Fundamental simulations in a quiescent cell under adiabatic conditions were made to understand the effect of temperature, equivalence ratio and the components of the recirculated exhaust gas, viz., CO2 and H2O, on the combustion of n-Heptane. Simulations were made in single phase in which evaporated n-Heptane was uniformly distributed in the domain. Computations were made for two different temperatures and four different EGR levels. CO2 or H2O or N2was used as EGR. It was found that the initiation of the main combustion process was primarily determined by two competing factors, i.e., the amount of initial OH concentration in the domain and the specific heat of the mixture. Further, initial OH concentration can be controlled by the manipulating the ambient temperature in the domain, and the specific heat capacity of the mixture via the mixture composition. In addition to these, the pre combustion and the subsequent post combustion can also be controlled via the equivalence ratio.
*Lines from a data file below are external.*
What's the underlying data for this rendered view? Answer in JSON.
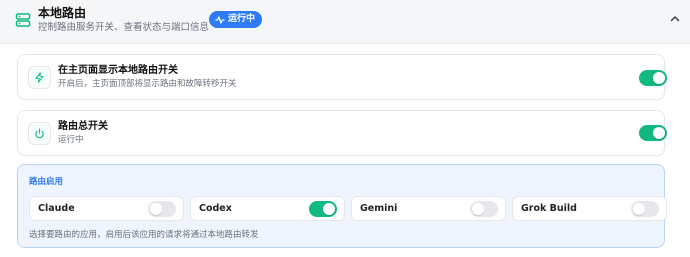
{
  "header": {
    "title": "本地路由",
    "subtitle": "控制路由服务开关、查看状态与端口信息",
    "status_badge": "运行中",
    "icon": "server-icon",
    "collapse_icon": "chevron-up-icon"
  },
  "settings": [
    {
      "title": "在主页面显示本地路由开关",
      "subtitle": "开启后，主页面顶部将显示路由和故障转移开关",
      "icon": "lightning-icon",
      "enabled": true
    },
    {
      "title": "路由总开关",
      "subtitle": "运行中",
      "icon": "power-icon",
      "enabled": true
    }
  ],
  "routing": {
    "title": "路由启用",
    "apps": [
      {
        "label": "Claude",
        "enabled": false
      },
      {
        "label": "Codex",
        "enabled": true
      },
      {
        "label": "Gemini",
        "enabled": false
      },
      {
        "label": "Grok Build",
        "enabled": false
      }
    ],
    "note": "选择要路由的应用，启用后该应用的请求将通过本地路由转发"
  },
  "colors": {
    "accent_green": "#10b981",
    "badge_blue": "#2f7bf5",
    "routing_bg": "#eef5fe"
  }
}
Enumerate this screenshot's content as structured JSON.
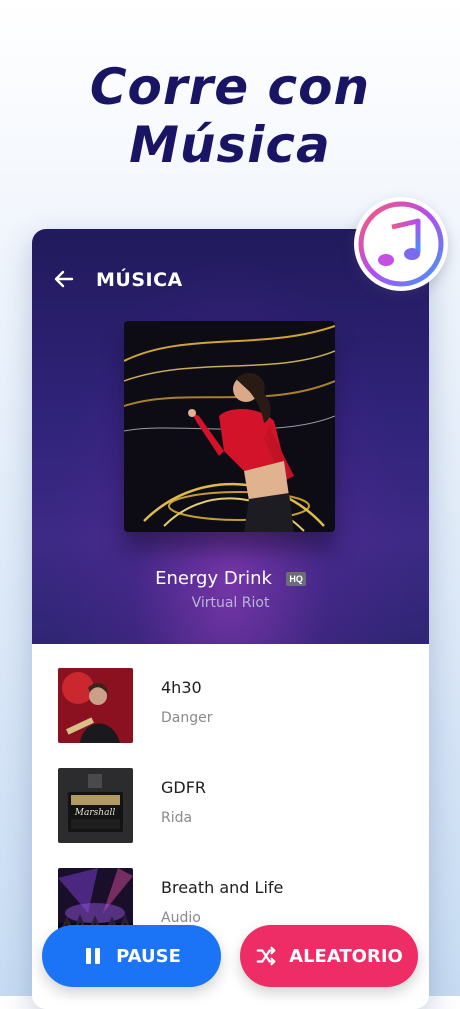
{
  "headline": {
    "line1": "Corre con",
    "line2": "Música"
  },
  "player": {
    "title": "MÚSICA",
    "now_playing": {
      "title": "Energy Drink",
      "badge": "HQ",
      "artist": "Virtual Riot"
    }
  },
  "tracks": [
    {
      "title": "4h30",
      "artist": "Danger"
    },
    {
      "title": "GDFR",
      "artist": "Rida"
    },
    {
      "title": "Breath and Life",
      "artist": "Audio"
    }
  ],
  "buttons": {
    "pause_label": "PAUSE",
    "shuffle_label": "ALEATORIO"
  },
  "colors": {
    "accent_blue": "#1a74f5",
    "accent_pink": "#ee2c66",
    "headline": "#1a1464",
    "player_bg": "#2f2574"
  },
  "icons": {
    "back": "back-arrow-icon",
    "music_app": "music-note-icon",
    "pause": "pause-icon",
    "shuffle": "shuffle-icon"
  }
}
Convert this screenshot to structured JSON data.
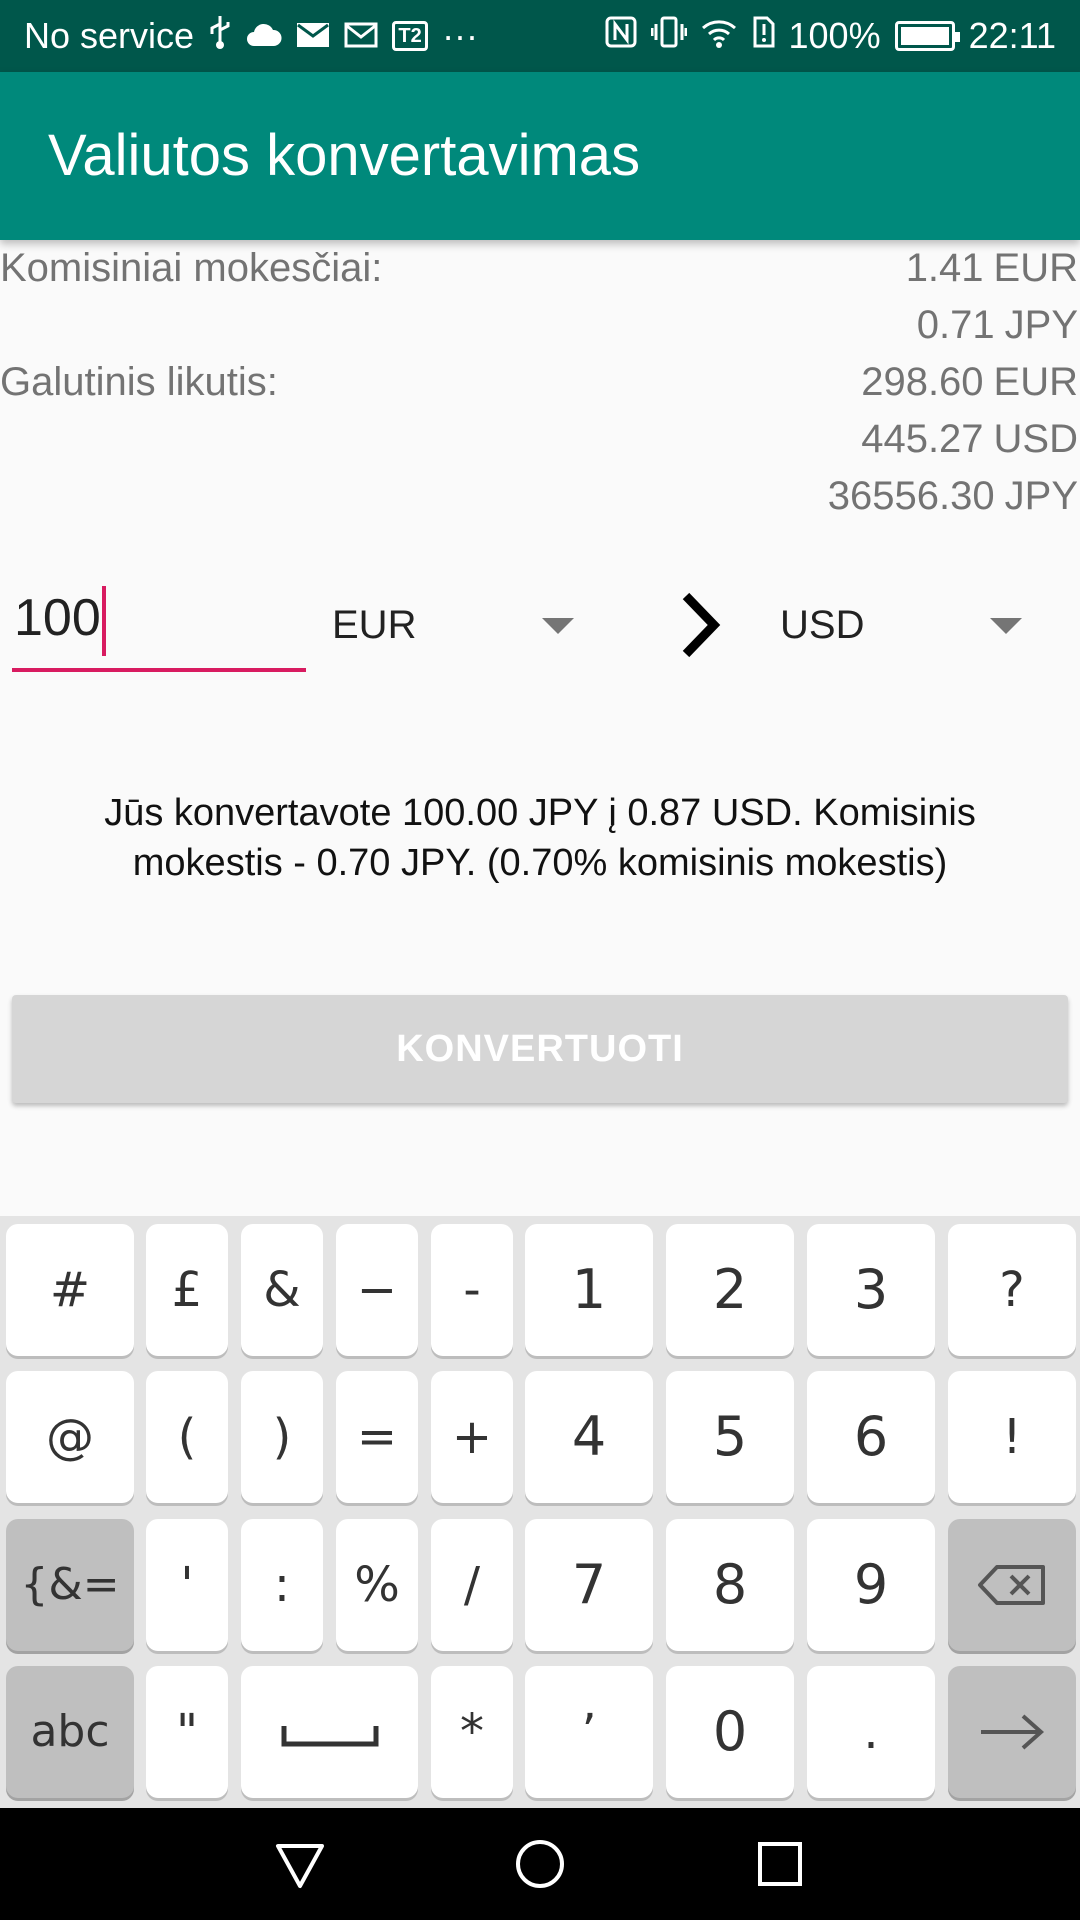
{
  "status_bar": {
    "carrier": "No service",
    "battery_percent": "100%",
    "time": "22:11",
    "left_icons": [
      "usb-icon",
      "cloud-icon",
      "mail-icon",
      "gmail-icon",
      "t2-icon",
      "more-icon"
    ],
    "t2_label": "T2",
    "more_label": "···",
    "right_icons": [
      "nfc-icon",
      "vibrate-icon",
      "wifi-icon",
      "alert-icon",
      "battery-icon"
    ]
  },
  "app_bar": {
    "title": "Valiutos konvertavimas"
  },
  "summary": {
    "fees_label": "Komisiniai mokesčiai:",
    "fees": [
      {
        "amount": "1.41",
        "currency": "EUR"
      },
      {
        "amount": "0.71",
        "currency": "JPY"
      }
    ],
    "balance_label": "Galutinis likutis:",
    "balance": [
      {
        "amount": "298.60",
        "currency": "EUR"
      },
      {
        "amount": "445.27",
        "currency": "USD"
      },
      {
        "amount": "36556.30",
        "currency": "JPY"
      }
    ]
  },
  "converter": {
    "amount_value": "100",
    "from_currency": "EUR",
    "to_currency": "USD"
  },
  "message": "Jūs konvertavote 100.00 JPY į 0.87 USD. Komisinis mokestis - 0.70 JPY. (0.70% komisinis mokestis)",
  "convert_button_label": "KONVERTUOTI",
  "keyboard": {
    "rows": [
      [
        "#",
        "£",
        "&",
        "−",
        "-",
        "1",
        "2",
        "3",
        "?"
      ],
      [
        "@",
        "(",
        ")",
        "=",
        "+",
        "4",
        "5",
        "6",
        "!"
      ],
      [
        "{&=",
        "'",
        ":",
        "%",
        "/",
        "7",
        "8",
        "9",
        "⌫"
      ],
      [
        "abc",
        "\"",
        "␣",
        "*",
        "’",
        "0",
        ".",
        "→"
      ]
    ]
  },
  "colors": {
    "status_bar": "#00574b",
    "app_bar": "#00897b",
    "accent": "#d81b60",
    "button_disabled": "#d6d6d6"
  }
}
Transient engine operations are modeled and simulated with a 1-D code (GT Power) using heat release and emission data computed by a 3-D CFD code (Kiva3). During each iteration step of a transient engine simulation, the 1-D code utilizes the 3-D data to interpolate the values for heat release and emissions. The 3-D CFD computations were performed for the compression and combustion stroke of strategically chosen engine operating points considering engine speed, torque and excess air. The 3-D inlet conditions were obtained from the 1-D code, which utilized 3-D heat release data from the previous 1-D unsteady computations. In most cases, only two different sets of 3-D input data are needed to interpolate the transient phase between two engine operating points. This keeps the computation time at a reasonable level. The results are demonstrated on the load response of a generator which is driven by a medium-speed diesel engine.